The concerted attack on public sector union workers is a coordinated effort financed by wealthy donors Economic Policy Institute

$120 million drug shipment hidden in highlighters seized at border

This is how we do it

This is bad


A closer look

  • The New York Times has a deep dive into Brazil’s anti-fake news efforts.
  • Where are the Japanese fact-checkers?
  • Discuss: “Media literacy programs in schools are so outdated, they’re backwards.

Coming up


This is fun

  • ESPN “fact-checks” Lonzo Ball’s rap lyrics.
  • Other sites have fake news. SoundCloud has fake music.
  • A local fact-checking project in Nevada is using Abe Lincoln for its ratings.

If you read one more thing

Fake news is an existential crisis for social media.

Quick fact-checking links

The Pope was fact-checked, and it did not turn out well for him.  //  The Secret Service is fact-checking now?  //  Will the Bad News video game help kids spot fake news?  //  Buyers of political ads on Facebook will be verified with postcards this year.  //  The Premium Times Centre for Investigative Journalism has launched two fact-checking websites, Udeme and Dubawa.  //  The American Bar Association fact-checks politicians’ blathering about treason.  //  Social media platforms need to admit they are trafficking in “automatic weapons,” says John Battelle.  //  Italy is trying to combat Russian influence on its upcoming election.  //  By far, Facebook and Instagram were the go-to sites for Russian interference in the 2016 election, says the Justice Department.  //  Broadcast personality Afia Schwarzenegger will host the “Political Police” comedy fact-checking show on TV Africa.  //  A good thread on what conspiracy theories offer to believers.  //  This game teaches how people spread online misinformation.  //  Here’s a fact check of what a Facebook executive said about Russian disinformation.  //  What we still don’t know about fake news and its growth.  //  Twitter fact-checks a “Hulk Hogan” interview.
Until next week,

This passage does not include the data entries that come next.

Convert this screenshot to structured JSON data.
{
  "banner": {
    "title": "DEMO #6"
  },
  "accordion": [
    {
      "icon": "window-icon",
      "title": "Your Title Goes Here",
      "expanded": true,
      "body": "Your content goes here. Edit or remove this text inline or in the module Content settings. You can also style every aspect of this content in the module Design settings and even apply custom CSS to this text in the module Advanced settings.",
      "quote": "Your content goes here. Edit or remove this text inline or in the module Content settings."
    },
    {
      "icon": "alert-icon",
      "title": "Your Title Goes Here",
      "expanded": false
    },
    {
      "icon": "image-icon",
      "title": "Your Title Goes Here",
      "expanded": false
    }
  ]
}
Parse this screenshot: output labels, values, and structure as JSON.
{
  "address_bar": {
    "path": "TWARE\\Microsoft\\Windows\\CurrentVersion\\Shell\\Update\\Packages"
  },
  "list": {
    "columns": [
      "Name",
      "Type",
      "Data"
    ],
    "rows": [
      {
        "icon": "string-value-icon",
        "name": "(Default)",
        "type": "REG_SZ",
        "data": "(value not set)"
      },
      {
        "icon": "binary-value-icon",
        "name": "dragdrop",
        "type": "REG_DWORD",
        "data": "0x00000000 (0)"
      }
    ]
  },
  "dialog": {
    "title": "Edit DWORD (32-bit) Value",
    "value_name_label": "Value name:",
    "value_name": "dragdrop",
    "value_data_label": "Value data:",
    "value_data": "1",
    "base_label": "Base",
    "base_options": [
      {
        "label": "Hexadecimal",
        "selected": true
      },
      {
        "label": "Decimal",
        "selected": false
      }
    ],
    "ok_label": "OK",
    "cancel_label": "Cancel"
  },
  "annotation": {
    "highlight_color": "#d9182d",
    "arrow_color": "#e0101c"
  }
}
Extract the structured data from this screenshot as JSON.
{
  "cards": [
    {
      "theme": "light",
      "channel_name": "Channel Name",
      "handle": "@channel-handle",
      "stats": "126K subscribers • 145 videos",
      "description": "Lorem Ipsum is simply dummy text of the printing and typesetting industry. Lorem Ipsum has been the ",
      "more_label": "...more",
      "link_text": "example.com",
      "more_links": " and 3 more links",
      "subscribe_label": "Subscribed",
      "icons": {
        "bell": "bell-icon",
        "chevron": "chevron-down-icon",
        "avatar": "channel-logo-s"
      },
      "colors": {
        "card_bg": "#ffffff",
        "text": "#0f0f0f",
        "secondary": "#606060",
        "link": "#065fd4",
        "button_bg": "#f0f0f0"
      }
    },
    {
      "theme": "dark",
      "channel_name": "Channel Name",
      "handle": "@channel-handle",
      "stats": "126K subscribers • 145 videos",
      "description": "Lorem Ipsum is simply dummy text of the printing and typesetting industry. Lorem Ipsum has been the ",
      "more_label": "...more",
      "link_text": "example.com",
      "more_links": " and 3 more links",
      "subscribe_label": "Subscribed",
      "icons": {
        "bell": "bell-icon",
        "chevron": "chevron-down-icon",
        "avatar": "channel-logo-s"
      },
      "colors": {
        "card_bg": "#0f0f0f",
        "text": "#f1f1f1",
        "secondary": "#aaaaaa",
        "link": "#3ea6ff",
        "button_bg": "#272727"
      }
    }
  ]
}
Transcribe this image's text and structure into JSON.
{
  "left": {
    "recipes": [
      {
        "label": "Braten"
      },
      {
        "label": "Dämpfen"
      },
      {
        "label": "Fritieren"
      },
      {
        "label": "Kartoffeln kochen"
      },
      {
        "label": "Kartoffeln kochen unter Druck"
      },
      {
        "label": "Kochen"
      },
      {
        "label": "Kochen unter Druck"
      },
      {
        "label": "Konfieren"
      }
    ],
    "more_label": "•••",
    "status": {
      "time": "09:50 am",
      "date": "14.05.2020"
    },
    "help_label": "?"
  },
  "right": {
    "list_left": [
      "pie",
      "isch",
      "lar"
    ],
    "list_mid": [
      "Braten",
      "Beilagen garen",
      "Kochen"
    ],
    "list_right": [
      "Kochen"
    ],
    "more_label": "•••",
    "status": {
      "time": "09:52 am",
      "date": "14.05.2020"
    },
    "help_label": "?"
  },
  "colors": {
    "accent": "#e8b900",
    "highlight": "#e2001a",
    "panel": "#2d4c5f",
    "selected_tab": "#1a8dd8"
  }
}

You can't pay tax if you don't make profits.' Oh, really? - Crikey


Half-built home of accused tax fraudster Adam Cranston listed for sale